- Work instructions:
Set down the data again exactly. Pictures are not part of the copy.
#### Extracted data
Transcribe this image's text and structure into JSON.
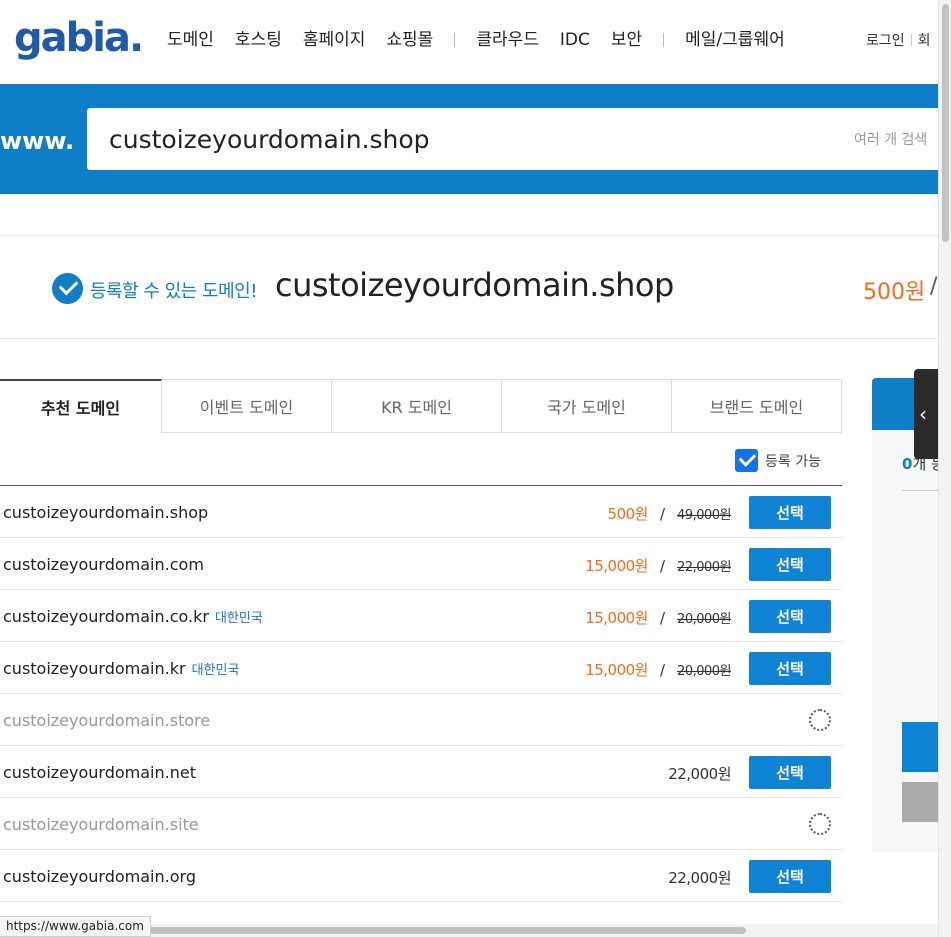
{
  "header": {
    "logo": "gabia.",
    "nav": [
      "도메인",
      "호스팅",
      "홈페이지",
      "쇼핑몰",
      "클라우드",
      "IDC",
      "보안",
      "메일/그룹웨어"
    ],
    "login": "로그인",
    "signup": "회"
  },
  "search": {
    "prefix": "www.",
    "query": "custoizeyourdomain.shop",
    "multi_search": "여러 개 검색"
  },
  "result": {
    "status": "등록할 수 있는 도메인!",
    "domain": "custoizeyourdomain.shop",
    "price": "500원",
    "slash": "/"
  },
  "tabs": [
    "추천 도메인",
    "이벤트 도메인",
    "KR 도메인",
    "국가 도메인",
    "브랜드 도메인"
  ],
  "filter": {
    "label": "등록 가능",
    "checked": true
  },
  "list": [
    {
      "name": "custoizeyourdomain.shop",
      "country": "",
      "price": "500원",
      "old": "49,000원",
      "action": "선택"
    },
    {
      "name": "custoizeyourdomain.com",
      "country": "",
      "price": "15,000원",
      "old": "22,000원",
      "action": "선택"
    },
    {
      "name": "custoizeyourdomain.co.kr",
      "country": "대한민국",
      "price": "15,000원",
      "old": "20,000원",
      "action": "선택"
    },
    {
      "name": "custoizeyourdomain.kr",
      "country": "대한민국",
      "price": "15,000원",
      "old": "20,000원",
      "action": "선택"
    },
    {
      "name": "custoizeyourdomain.store",
      "state": "loading"
    },
    {
      "name": "custoizeyourdomain.net",
      "price_plain": "22,000원",
      "action": "선택"
    },
    {
      "name": "custoizeyourdomain.site",
      "state": "loading"
    },
    {
      "name": "custoizeyourdomain.org",
      "price_plain": "22,000원",
      "action": "선택"
    }
  ],
  "cart": {
    "count_num": "0",
    "count_suffix": "개 등"
  },
  "statusbar": "https://www.gabia.com",
  "colors": {
    "brand_blue": "#0f7ec8",
    "price_orange": "#f26b1d",
    "button_blue": "#0f84d4"
  }
}
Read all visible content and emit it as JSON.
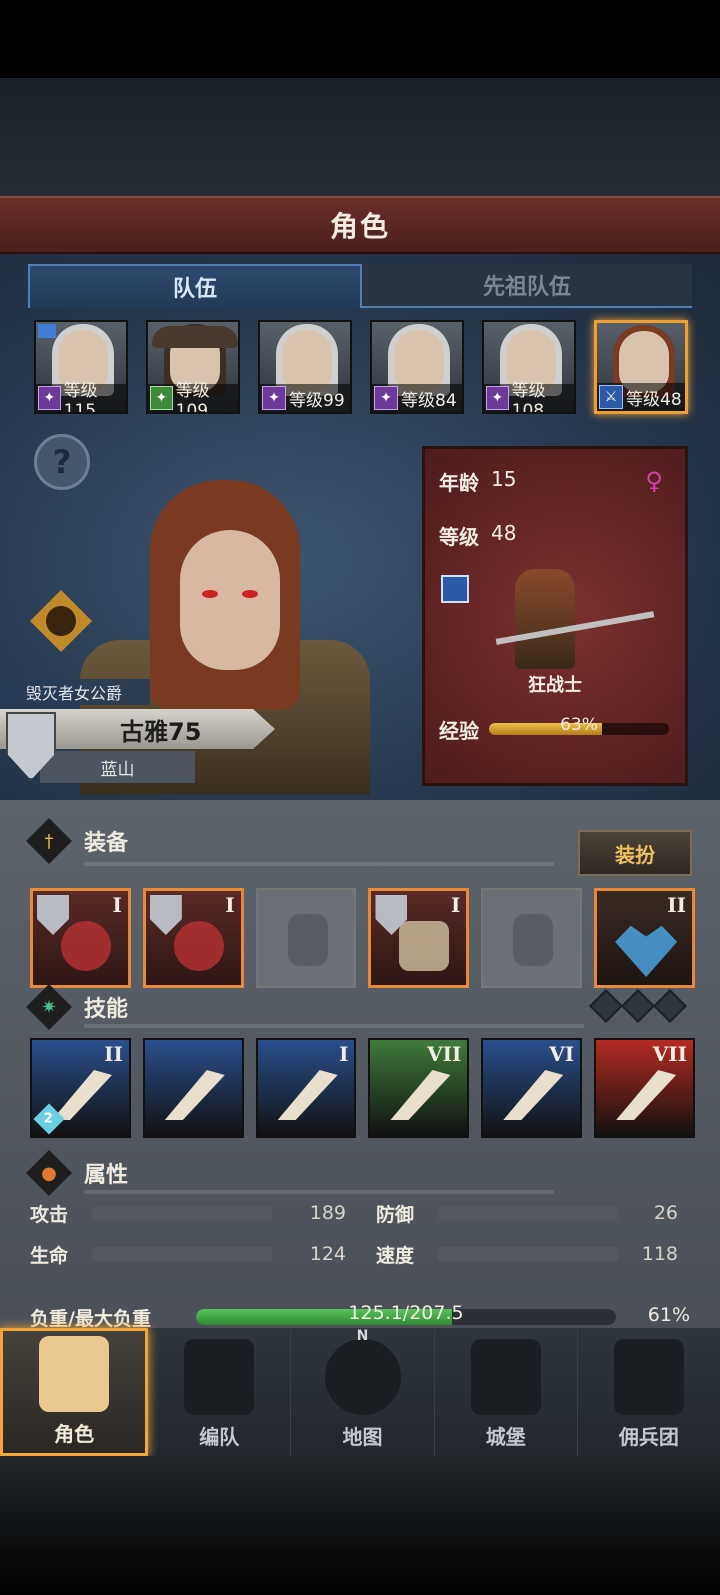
{
  "header": {
    "title": "角色"
  },
  "tabs": [
    {
      "label": "队伍",
      "active": true
    },
    {
      "label": "先祖队伍",
      "active": false
    }
  ],
  "party": [
    {
      "level_text": "等级115",
      "class_icon": "mage-staff-icon",
      "selected": false
    },
    {
      "level_text": "等级109",
      "class_icon": "ranger-bow-icon",
      "selected": false
    },
    {
      "level_text": "等级99",
      "class_icon": "mage-staff-icon",
      "selected": false
    },
    {
      "level_text": "等级84",
      "class_icon": "mage-staff-icon",
      "selected": false
    },
    {
      "level_text": "等级108",
      "class_icon": "mage-staff-icon",
      "selected": false
    },
    {
      "level_text": "等级48",
      "class_icon": "sword-class-icon",
      "selected": true
    }
  ],
  "character": {
    "title": "毁灭者女公爵",
    "name": "古雅75",
    "region": "蓝山",
    "age_label": "年龄",
    "age": "15",
    "level_label": "等级",
    "level": "48",
    "gender_icon": "female-icon",
    "class_name": "狂战士",
    "exp_label": "经验",
    "exp_text": "63%",
    "exp_percent": 63
  },
  "equipment": {
    "label": "装备",
    "dress_button": "装扮",
    "slots": [
      {
        "tier": "I",
        "kind": "weapon",
        "empty": false
      },
      {
        "tier": "I",
        "kind": "weapon",
        "empty": false
      },
      {
        "tier": "",
        "kind": "helmet",
        "empty": true
      },
      {
        "tier": "I",
        "kind": "armor",
        "empty": false
      },
      {
        "tier": "",
        "kind": "boots",
        "empty": true
      },
      {
        "tier": "II",
        "kind": "amulet",
        "empty": false
      }
    ]
  },
  "skills": {
    "label": "技能",
    "items": [
      {
        "tier": "II",
        "color": "#2a4f8c",
        "badge": "2"
      },
      {
        "tier": "",
        "color": "#2a4f8c",
        "badge": ""
      },
      {
        "tier": "I",
        "color": "#2a4f8c",
        "badge": ""
      },
      {
        "tier": "VII",
        "color": "#3e7a3a",
        "badge": ""
      },
      {
        "tier": "VI",
        "color": "#2a4f8c",
        "badge": ""
      },
      {
        "tier": "VII",
        "color": "#b42a22",
        "badge": ""
      }
    ]
  },
  "attributes": {
    "label": "属性",
    "attack_label": "攻击",
    "attack": "189",
    "defense_label": "防御",
    "defense": "26",
    "hp_label": "生命",
    "hp": "124",
    "speed_label": "速度",
    "speed": "118",
    "load_label": "负重/最大负重",
    "load_text": "125.1/207.5",
    "load_percent_text": "61%",
    "load_percent": 61
  },
  "nav": [
    {
      "label": "角色",
      "icon": "knight-icon",
      "active": true
    },
    {
      "label": "编队",
      "icon": "helmet-formation-icon",
      "active": false
    },
    {
      "label": "地图",
      "icon": "compass-map-icon",
      "active": false,
      "north": "N"
    },
    {
      "label": "城堡",
      "icon": "castle-icon",
      "active": false
    },
    {
      "label": "佣兵团",
      "icon": "mercenary-banner-icon",
      "active": false
    }
  ],
  "colors": {
    "accent": "#f0a030",
    "exp_bar": "#e0b040",
    "load_bar": "#4cb04e",
    "title_bar": "#5a2622"
  }
}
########
- Solution to this task:
Transcribe this image's text and structure into JSON.
{
  "header": {
    "logo": "gabia.",
    "nav": [
      "도메인",
      "호스팅",
      "홈페이지",
      "쇼핑몰",
      "클라우드",
      "IDC",
      "보안",
      "메일/그룹웨어"
    ],
    "login": "로그인",
    "signup": "회"
  },
  "search": {
    "prefix": "www.",
    "query": "custoizeyourdomain.shop",
    "multi_search": "여러 개 검색"
  },
  "result": {
    "status": "등록할 수 있는 도메인!",
    "domain": "custoizeyourdomain.shop",
    "price": "500원",
    "slash": "/"
  },
  "tabs": [
    "추천 도메인",
    "이벤트 도메인",
    "KR 도메인",
    "국가 도메인",
    "브랜드 도메인"
  ],
  "filter": {
    "label": "등록 가능",
    "checked": true
  },
  "list": [
    {
      "name": "custoizeyourdomain.shop",
      "country": "",
      "price": "500원",
      "old": "49,000원",
      "action": "선택"
    },
    {
      "name": "custoizeyourdomain.com",
      "country": "",
      "price": "15,000원",
      "old": "22,000원",
      "action": "선택"
    },
    {
      "name": "custoizeyourdomain.co.kr",
      "country": "대한민국",
      "price": "15,000원",
      "old": "20,000원",
      "action": "선택"
    },
    {
      "name": "custoizeyourdomain.kr",
      "country": "대한민국",
      "price": "15,000원",
      "old": "20,000원",
      "action": "선택"
    },
    {
      "name": "custoizeyourdomain.store",
      "state": "loading"
    },
    {
      "name": "custoizeyourdomain.net",
      "price_plain": "22,000원",
      "action": "선택"
    },
    {
      "name": "custoizeyourdomain.site",
      "state": "loading"
    },
    {
      "name": "custoizeyourdomain.org",
      "price_plain": "22,000원",
      "action": "선택"
    }
  ],
  "cart": {
    "count_num": "0",
    "count_suffix": "개 등"
  },
  "statusbar": "https://www.gabia.com",
  "colors": {
    "brand_blue": "#0f7ec8",
    "price_orange": "#f26b1d",
    "button_blue": "#0f84d4"
  }
}
Read all visible content and emit it as JSON.
{
  "header": {
    "title": "角色"
  },
  "tabs": [
    {
      "label": "队伍",
      "active": true
    },
    {
      "label": "先祖队伍",
      "active": false
    }
  ],
  "party": [
    {
      "level_text": "等级115",
      "class_icon": "mage-staff-icon",
      "selected": false
    },
    {
      "level_text": "等级109",
      "class_icon": "ranger-bow-icon",
      "selected": false
    },
    {
      "level_text": "等级99",
      "class_icon": "mage-staff-icon",
      "selected": false
    },
    {
      "level_text": "等级84",
      "class_icon": "mage-staff-icon",
      "selected": false
    },
    {
      "level_text": "等级108",
      "class_icon": "mage-staff-icon",
      "selected": false
    },
    {
      "level_text": "等级48",
      "class_icon": "sword-class-icon",
      "selected": true
    }
  ],
  "character": {
    "title": "毁灭者女公爵",
    "name": "古雅75",
    "region": "蓝山",
    "age_label": "年龄",
    "age": "15",
    "level_label": "等级",
    "level": "48",
    "gender_icon": "female-icon",
    "class_name": "狂战士",
    "exp_label": "经验",
    "exp_text": "63%",
    "exp_percent": 63
  },
  "equipment": {
    "label": "装备",
    "dress_button": "装扮",
    "slots": [
      {
        "tier": "I",
        "kind": "weapon",
        "empty": false
      },
      {
        "tier": "I",
        "kind": "weapon",
        "empty": false
      },
      {
        "tier": "",
        "kind": "helmet",
        "empty": true
      },
      {
        "tier": "I",
        "kind": "armor",
        "empty": false
      },
      {
        "tier": "",
        "kind": "boots",
        "empty": true
      },
      {
        "tier": "II",
        "kind": "amulet",
        "empty": false
      }
    ]
  },
  "skills": {
    "label": "技能",
    "items": [
      {
        "tier": "II",
        "color": "#2a4f8c",
        "badge": "2"
      },
      {
        "tier": "",
        "color": "#2a4f8c",
        "badge": ""
      },
      {
        "tier": "I",
        "color": "#2a4f8c",
        "badge": ""
      },
      {
        "tier": "VII",
        "color": "#3e7a3a",
        "badge": ""
      },
      {
        "tier": "VI",
        "color": "#2a4f8c",
        "badge": ""
      },
      {
        "tier": "VII",
        "color": "#b42a22",
        "badge": ""
      }
    ]
  },
  "attributes": {
    "label": "属性",
    "attack_label": "攻击",
    "attack": "189",
    "defense_label": "防御",
    "defense": "26",
    "hp_label": "生命",
    "hp": "124",
    "speed_label": "速度",
    "speed": "118",
    "load_label": "负重/最大负重",
    "load_text": "125.1/207.5",
    "load_percent_text": "61%",
    "load_percent": 61
  },
  "nav": [
    {
      "label": "角色",
      "icon": "knight-icon",
      "active": true
    },
    {
      "label": "编队",
      "icon": "helmet-formation-icon",
      "active": false
    },
    {
      "label": "地图",
      "icon": "compass-map-icon",
      "active": false,
      "north": "N"
    },
    {
      "label": "城堡",
      "icon": "castle-icon",
      "active": false
    },
    {
      "label": "佣兵团",
      "icon": "mercenary-banner-icon",
      "active": false
    }
  ],
  "colors": {
    "accent": "#f0a030",
    "exp_bar": "#e0b040",
    "load_bar": "#4cb04e",
    "title_bar": "#5a2622"
  }
}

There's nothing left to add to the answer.